===== Exercise inputs

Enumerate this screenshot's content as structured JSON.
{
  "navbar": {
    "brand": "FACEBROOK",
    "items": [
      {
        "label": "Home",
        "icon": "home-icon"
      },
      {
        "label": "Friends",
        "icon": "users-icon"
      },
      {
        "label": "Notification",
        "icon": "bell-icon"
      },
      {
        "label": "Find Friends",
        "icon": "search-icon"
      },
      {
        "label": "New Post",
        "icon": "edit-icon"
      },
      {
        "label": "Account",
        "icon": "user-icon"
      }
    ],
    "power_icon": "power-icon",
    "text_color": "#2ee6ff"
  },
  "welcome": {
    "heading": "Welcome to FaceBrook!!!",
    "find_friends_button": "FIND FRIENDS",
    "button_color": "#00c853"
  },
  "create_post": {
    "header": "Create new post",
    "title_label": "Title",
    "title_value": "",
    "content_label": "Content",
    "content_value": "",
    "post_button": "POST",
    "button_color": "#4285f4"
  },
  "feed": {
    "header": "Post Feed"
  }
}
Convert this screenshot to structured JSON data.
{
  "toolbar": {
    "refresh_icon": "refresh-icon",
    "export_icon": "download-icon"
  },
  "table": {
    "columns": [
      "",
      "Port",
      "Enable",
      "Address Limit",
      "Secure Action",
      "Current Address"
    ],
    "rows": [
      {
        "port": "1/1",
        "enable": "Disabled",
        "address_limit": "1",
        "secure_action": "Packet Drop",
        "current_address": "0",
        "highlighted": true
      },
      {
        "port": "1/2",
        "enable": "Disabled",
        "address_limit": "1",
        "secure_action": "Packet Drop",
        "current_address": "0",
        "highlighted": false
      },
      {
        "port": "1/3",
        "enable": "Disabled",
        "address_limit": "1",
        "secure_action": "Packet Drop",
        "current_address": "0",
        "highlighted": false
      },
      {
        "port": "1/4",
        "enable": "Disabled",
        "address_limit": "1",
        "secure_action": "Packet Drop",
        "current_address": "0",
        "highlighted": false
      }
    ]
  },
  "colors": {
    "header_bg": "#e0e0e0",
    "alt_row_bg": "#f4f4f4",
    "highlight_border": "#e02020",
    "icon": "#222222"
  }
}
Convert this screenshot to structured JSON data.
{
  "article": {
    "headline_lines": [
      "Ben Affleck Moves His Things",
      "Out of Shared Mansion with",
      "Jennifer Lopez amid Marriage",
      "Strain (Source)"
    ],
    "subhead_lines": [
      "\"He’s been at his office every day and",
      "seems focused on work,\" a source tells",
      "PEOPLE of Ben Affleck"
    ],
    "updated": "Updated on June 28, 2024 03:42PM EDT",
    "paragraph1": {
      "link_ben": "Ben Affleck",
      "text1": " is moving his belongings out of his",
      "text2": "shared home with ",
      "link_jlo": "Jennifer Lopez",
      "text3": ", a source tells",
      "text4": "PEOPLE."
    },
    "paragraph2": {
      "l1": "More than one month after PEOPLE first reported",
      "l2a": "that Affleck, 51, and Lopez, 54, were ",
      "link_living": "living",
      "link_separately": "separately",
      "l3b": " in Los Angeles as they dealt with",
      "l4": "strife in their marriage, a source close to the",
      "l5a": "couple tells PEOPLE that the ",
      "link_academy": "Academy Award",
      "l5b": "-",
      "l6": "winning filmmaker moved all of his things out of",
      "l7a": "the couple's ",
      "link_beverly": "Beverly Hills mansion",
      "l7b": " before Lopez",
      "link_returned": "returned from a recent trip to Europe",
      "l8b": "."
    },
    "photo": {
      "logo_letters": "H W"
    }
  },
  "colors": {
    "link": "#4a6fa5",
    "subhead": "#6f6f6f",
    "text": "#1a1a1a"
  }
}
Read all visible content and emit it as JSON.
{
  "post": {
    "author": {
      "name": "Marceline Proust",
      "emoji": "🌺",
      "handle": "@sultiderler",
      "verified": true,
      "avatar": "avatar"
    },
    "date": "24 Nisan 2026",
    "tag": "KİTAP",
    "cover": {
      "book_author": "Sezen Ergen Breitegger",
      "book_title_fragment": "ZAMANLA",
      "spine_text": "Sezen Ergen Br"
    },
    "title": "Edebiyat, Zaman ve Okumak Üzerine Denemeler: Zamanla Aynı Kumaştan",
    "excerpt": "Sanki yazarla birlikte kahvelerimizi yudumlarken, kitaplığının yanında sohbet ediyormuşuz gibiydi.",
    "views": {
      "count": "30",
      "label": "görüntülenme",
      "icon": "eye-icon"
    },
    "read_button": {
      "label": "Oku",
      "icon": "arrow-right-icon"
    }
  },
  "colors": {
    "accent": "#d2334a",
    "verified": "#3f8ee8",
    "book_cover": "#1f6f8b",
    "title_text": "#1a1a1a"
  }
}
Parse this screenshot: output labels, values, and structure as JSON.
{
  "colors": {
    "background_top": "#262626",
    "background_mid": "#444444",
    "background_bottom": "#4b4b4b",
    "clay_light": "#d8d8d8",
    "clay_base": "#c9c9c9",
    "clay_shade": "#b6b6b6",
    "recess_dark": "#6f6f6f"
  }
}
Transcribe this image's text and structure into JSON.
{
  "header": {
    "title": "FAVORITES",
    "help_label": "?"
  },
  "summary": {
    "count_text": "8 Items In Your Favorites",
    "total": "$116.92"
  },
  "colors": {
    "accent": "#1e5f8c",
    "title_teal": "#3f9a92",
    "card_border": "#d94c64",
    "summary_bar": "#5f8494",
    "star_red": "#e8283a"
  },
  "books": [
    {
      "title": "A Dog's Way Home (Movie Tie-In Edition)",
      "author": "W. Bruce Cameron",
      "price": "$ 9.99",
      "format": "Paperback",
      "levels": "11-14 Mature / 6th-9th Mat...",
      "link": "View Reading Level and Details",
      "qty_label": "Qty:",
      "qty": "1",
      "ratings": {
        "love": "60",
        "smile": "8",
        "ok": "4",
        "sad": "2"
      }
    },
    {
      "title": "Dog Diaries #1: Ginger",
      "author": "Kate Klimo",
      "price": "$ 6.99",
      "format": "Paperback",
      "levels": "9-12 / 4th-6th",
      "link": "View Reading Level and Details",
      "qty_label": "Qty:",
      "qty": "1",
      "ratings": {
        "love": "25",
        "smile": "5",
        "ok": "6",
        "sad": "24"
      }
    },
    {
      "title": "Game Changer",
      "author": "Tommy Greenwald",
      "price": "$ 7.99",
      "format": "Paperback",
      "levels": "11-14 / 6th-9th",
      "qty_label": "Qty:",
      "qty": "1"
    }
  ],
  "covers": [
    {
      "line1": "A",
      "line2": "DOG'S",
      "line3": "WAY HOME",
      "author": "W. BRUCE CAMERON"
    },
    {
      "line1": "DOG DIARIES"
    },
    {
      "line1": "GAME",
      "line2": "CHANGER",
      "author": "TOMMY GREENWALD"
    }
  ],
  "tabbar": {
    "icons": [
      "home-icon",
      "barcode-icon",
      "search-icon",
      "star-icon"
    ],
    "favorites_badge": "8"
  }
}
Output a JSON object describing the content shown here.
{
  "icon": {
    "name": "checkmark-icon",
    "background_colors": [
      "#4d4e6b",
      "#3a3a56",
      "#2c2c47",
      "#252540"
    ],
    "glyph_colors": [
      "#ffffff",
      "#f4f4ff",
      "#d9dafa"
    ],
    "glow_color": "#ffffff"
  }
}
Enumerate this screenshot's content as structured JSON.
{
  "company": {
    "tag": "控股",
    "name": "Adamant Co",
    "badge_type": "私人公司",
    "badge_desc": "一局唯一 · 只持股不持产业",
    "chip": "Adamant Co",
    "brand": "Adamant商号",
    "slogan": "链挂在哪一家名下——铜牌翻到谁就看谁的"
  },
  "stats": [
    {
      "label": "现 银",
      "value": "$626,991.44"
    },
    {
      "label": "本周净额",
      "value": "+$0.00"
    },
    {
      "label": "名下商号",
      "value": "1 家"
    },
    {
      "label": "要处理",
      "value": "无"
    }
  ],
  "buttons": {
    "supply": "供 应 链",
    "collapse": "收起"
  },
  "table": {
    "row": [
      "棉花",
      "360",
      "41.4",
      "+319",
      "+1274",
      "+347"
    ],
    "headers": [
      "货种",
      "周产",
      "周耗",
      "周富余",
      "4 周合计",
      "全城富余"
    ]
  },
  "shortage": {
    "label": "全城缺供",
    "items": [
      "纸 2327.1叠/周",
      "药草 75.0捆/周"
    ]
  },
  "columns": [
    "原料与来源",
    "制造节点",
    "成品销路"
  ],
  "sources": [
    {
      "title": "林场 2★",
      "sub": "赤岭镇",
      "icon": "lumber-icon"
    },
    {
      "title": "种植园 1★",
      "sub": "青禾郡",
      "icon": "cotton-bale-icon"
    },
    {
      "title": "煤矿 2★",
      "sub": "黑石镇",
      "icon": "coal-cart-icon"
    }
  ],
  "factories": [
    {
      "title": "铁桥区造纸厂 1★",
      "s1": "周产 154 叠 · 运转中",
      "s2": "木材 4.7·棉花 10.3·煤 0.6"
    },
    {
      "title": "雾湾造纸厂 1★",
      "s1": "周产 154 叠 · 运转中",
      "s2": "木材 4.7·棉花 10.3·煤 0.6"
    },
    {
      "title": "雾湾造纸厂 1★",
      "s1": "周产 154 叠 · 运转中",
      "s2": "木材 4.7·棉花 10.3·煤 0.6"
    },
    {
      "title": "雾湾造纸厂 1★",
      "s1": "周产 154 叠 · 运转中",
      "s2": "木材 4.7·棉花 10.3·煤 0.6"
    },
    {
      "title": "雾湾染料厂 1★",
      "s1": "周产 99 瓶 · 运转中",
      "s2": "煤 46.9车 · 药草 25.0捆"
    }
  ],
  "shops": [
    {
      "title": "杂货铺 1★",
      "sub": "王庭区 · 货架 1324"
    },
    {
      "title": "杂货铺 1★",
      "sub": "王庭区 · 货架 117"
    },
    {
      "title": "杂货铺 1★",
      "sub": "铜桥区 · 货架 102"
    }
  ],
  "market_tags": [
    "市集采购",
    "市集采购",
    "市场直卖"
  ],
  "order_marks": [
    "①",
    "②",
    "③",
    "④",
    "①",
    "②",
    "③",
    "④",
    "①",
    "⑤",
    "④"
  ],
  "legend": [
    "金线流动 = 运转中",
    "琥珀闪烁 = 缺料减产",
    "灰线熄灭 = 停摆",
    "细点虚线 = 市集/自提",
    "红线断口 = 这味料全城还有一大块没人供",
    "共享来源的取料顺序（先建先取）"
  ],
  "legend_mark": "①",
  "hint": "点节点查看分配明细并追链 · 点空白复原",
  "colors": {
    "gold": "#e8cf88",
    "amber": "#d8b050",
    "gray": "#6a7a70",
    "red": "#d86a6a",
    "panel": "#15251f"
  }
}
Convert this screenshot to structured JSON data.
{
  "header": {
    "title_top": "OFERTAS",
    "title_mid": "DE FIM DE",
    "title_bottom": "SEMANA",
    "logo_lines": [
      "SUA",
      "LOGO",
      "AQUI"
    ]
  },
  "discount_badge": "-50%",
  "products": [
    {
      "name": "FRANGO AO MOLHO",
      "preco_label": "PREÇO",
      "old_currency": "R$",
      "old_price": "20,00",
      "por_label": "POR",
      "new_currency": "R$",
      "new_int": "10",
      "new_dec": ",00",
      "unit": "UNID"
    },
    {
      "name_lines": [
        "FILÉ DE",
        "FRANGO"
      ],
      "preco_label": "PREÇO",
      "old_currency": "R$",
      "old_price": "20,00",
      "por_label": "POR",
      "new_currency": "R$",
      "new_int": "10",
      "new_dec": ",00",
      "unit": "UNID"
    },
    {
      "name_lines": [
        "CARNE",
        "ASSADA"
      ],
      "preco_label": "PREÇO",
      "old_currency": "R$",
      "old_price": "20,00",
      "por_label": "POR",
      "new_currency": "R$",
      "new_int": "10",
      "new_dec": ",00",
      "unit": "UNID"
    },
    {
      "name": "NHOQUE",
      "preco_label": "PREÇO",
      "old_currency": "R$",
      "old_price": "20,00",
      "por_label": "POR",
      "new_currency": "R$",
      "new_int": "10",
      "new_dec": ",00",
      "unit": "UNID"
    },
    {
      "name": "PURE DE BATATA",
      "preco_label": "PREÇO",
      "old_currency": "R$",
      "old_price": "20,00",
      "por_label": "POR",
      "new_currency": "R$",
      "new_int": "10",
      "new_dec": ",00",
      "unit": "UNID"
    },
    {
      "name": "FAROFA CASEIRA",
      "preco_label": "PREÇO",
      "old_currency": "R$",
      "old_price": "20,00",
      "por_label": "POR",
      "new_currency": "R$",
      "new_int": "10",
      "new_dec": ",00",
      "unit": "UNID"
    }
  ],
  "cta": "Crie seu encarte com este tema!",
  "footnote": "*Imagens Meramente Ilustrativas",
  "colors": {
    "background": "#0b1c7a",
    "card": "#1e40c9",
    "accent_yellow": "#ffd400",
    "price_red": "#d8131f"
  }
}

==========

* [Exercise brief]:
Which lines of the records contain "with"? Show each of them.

* [Problem solution]:
      "Out of Shared Mansion with",
      "text2": "shared home with ",
      "l3b": " in Los Angeles as they dealt with",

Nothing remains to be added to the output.